Wednesday, November 18, 2009


Quintin Laing took one for the team last night. In fact, he probably banked about 500 for the team with the puck he took to the jaw last night that will keep him on the shelf for several weeks. We've never experienced the technicolor pain of a broken jaw (although we do remember cringing when Michael Corleone took one to the teeth and had his jaw wired shut in "The Godfather"). We wondered, what do people suffering such injuries do after the injury and, if necessary, the surgery they need to repair the damage?

Well, thank heavens for Google. We found a few sites that describe the "blenderized" culinary world the patient inhabits and some of the precautions that the recuperating patient needs to take. For instance...

The Dartmouth-Hitchcock Medical Center recommends...

- Instead of 3 meals each day, try to eat 6 to 8 times a day.

- Avoid foods that are very hot or very cold. Your teeth can be extra sensitive to the temperature extremes.

- Avoid large amounts of water, diet sodas, coffee, and tea, as these drinks have few calories.

We're going to guess that the DHMC doesn't recommend jaw fractures as a weight loss strategy.
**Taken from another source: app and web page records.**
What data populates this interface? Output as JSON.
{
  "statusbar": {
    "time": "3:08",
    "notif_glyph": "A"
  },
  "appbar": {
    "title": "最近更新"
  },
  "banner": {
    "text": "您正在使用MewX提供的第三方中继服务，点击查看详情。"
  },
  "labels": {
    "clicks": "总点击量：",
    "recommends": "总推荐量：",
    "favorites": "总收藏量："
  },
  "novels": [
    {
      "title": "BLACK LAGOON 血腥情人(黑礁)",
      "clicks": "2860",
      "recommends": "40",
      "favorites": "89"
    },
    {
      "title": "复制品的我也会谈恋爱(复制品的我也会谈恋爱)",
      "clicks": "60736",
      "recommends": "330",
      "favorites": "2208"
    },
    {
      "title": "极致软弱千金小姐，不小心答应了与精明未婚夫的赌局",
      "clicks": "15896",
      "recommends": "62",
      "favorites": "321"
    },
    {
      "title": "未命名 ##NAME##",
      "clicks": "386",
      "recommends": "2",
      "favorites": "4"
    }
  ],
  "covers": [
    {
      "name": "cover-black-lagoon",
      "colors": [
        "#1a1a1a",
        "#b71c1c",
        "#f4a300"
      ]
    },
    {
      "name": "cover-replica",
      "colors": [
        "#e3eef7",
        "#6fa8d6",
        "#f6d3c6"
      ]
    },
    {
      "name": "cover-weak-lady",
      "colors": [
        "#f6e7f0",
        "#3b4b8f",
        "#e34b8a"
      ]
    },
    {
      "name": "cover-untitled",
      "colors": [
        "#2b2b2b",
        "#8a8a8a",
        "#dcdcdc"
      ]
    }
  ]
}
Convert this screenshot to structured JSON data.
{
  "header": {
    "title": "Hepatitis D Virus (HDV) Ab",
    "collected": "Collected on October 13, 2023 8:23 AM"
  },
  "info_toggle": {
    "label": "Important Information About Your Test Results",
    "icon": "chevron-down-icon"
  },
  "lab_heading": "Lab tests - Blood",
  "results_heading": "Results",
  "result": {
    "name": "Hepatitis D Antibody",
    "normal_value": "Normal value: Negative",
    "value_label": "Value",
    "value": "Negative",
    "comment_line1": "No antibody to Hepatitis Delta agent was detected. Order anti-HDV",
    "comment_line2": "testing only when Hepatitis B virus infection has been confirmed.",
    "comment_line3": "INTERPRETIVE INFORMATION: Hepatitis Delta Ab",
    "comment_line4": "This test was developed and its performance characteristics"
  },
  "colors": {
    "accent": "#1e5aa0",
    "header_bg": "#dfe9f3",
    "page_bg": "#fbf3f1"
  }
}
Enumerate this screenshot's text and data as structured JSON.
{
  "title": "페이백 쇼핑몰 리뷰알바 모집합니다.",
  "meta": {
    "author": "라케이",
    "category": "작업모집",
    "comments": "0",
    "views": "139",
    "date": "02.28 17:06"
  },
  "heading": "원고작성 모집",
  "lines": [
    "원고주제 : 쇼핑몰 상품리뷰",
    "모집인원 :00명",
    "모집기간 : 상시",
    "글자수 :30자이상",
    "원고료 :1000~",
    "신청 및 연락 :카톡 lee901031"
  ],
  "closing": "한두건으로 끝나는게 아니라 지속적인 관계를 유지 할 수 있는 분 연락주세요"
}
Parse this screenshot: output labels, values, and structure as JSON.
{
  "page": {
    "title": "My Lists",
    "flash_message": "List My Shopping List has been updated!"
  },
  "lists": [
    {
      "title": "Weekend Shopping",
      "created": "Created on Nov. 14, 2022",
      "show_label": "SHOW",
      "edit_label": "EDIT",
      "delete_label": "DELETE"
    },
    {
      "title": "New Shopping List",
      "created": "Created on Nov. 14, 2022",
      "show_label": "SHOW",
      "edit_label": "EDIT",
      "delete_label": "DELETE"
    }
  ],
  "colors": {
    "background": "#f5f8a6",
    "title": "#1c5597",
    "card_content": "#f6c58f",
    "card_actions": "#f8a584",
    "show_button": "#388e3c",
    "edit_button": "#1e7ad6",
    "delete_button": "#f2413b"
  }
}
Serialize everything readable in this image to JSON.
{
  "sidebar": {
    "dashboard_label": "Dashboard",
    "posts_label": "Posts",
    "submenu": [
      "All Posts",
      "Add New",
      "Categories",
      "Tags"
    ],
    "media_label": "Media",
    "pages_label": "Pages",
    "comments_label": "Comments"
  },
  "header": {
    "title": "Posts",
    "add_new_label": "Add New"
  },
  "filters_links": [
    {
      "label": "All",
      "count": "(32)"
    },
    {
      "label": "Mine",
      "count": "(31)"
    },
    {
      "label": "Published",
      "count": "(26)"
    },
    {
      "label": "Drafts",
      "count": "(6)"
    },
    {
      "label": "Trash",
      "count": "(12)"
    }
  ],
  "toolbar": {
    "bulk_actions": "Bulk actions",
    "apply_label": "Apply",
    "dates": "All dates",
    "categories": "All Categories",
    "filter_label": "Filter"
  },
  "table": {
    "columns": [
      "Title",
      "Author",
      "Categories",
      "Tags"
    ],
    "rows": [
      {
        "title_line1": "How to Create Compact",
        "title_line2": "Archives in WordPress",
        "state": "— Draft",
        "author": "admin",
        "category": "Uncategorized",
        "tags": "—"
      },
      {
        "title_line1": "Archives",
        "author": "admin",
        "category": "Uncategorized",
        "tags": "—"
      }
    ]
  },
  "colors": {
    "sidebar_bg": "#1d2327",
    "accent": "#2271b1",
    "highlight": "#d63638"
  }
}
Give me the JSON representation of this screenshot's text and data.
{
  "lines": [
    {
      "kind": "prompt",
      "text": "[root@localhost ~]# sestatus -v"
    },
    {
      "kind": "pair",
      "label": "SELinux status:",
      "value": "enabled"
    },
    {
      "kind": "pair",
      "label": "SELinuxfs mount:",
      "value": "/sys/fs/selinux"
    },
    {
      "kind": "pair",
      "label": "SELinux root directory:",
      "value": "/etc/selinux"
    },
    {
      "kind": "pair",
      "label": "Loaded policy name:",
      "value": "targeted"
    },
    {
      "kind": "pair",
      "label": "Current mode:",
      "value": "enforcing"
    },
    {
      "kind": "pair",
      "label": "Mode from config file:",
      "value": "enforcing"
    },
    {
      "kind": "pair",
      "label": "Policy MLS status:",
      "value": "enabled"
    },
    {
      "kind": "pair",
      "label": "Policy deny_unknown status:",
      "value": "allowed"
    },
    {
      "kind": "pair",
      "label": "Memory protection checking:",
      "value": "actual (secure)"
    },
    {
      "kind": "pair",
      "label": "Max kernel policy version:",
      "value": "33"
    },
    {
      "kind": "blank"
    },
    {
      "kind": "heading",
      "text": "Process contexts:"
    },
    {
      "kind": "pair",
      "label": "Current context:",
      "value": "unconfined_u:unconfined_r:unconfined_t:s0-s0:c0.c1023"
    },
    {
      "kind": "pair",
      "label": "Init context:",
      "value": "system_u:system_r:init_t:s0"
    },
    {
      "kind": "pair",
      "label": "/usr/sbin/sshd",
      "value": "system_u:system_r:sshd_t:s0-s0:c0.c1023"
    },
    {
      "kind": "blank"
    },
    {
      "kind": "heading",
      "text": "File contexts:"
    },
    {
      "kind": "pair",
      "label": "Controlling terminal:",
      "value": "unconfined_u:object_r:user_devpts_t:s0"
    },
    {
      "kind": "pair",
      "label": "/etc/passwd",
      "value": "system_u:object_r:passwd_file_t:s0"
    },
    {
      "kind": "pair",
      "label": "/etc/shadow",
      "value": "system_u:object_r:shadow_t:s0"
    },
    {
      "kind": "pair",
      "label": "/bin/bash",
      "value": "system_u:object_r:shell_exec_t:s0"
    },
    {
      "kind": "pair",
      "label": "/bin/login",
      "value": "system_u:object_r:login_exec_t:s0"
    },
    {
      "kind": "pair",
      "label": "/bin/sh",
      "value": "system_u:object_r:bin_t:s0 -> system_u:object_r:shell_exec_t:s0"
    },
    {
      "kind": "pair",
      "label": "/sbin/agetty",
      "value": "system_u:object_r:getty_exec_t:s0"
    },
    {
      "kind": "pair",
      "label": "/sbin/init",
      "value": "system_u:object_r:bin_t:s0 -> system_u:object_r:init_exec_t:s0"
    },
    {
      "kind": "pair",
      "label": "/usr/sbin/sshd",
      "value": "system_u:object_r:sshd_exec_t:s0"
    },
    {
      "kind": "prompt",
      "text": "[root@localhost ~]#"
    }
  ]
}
The meals they describe are the sorts of things you haven't sampled since you were about, oh... six (months old, that is). Here is a sample lunch:

- 1 jar strained chicken (blend with milk or chicken broth)
- 1 jar strained peas (blend with milk or chicken broth)
- ½ cup mashed potatoes (blend with milk or chicken broth)
- 1 cup juice
- 1 cup milk

And how might you partake of the liquids without getting them all over yourself or resorting to the use of a bib? Well, that's where the fine folks at "Zip-n-Squeze Products" come in...

"These squeezable bags make hydration and nutrition a simple task not an overwhelming event... In the past the only other options for consuming a liquid diet were a syringe & catheter, turkey basters or sipee cups. This product is fun and easy to use greatly reducing anxiety at mealtime."

Catheters? Turkey basters? Sipee cups?!?!? Well, at least these things look cool, like something astronauts might use in space flight.

The people at the Loudoun Oral and Maxillofacial Surgery firm suggest that "a liquid diet does not always meet all the essential requirements, so it will be necessary to supplement each meal with one serving of any one of the following Sustagen, Meritene, Nutrament, Ovaltine or Carnation Instant Breakfast." Hey, just throw it all in the blender you have to buy and whip some up.

Here is how one person copes with the injury, and adds these helpful tips...

- Keep things that you use at waist height or higher to avoid having to do a lot of bending down. Bending down can cause nose bleeds.

- Try not to sneeze if avoidable. Sneezing when you have a broken jaw can be very painful.

- Use cotton swabs and rubbing alcohol to clean your nose. No nose blowing while your jaw is wired.

Oh, and don't partake of anything that makes you nauseous. That's a whole other conversation. We'll spare you the details.


Hateoffseason said...

Great stuff Peerless. Don't remember much about my broken jaw as a kid (sledding accident, Mom broke her ankle on the same tree that got my jaw), but I do remember that I lived off of Chocolate Malts. Can't say that the cold bothered me. But hell, even if it did, it was a month of chocolate malts, who cares.

OT, stop reminding me about the Nylander situation with the hostage situation. Until #8 has no hope of having his best goal scoring year, I say bring back Ovechkin's goal scoring chart.

Flying Cloud said...

I met Calle Johansson at Landover when he was on IR with a broken jaw. He couldn't speak of course, but he was standing there in the round-about meeting and greeting everyone at game's end. What a champion!

ttrombecky said...

My son just had his 2nd broken jaw surgery. Forget zip n squeeze -- I think they went out of business. Cashed the check but never sent the product and phone was disconnected. Hopefully there's another company out there but we never found it. Get creative with a good blender. A cheesburger pureed with cheddar cheese soup is not bad. And while this isn't easy, the muscle rehab after the wires come off is really the hardest part. My hockey son (who's also suffered a broken back and neck but rehabbed and still plays) says that pain was the worst. Our prayers are with you Quentin.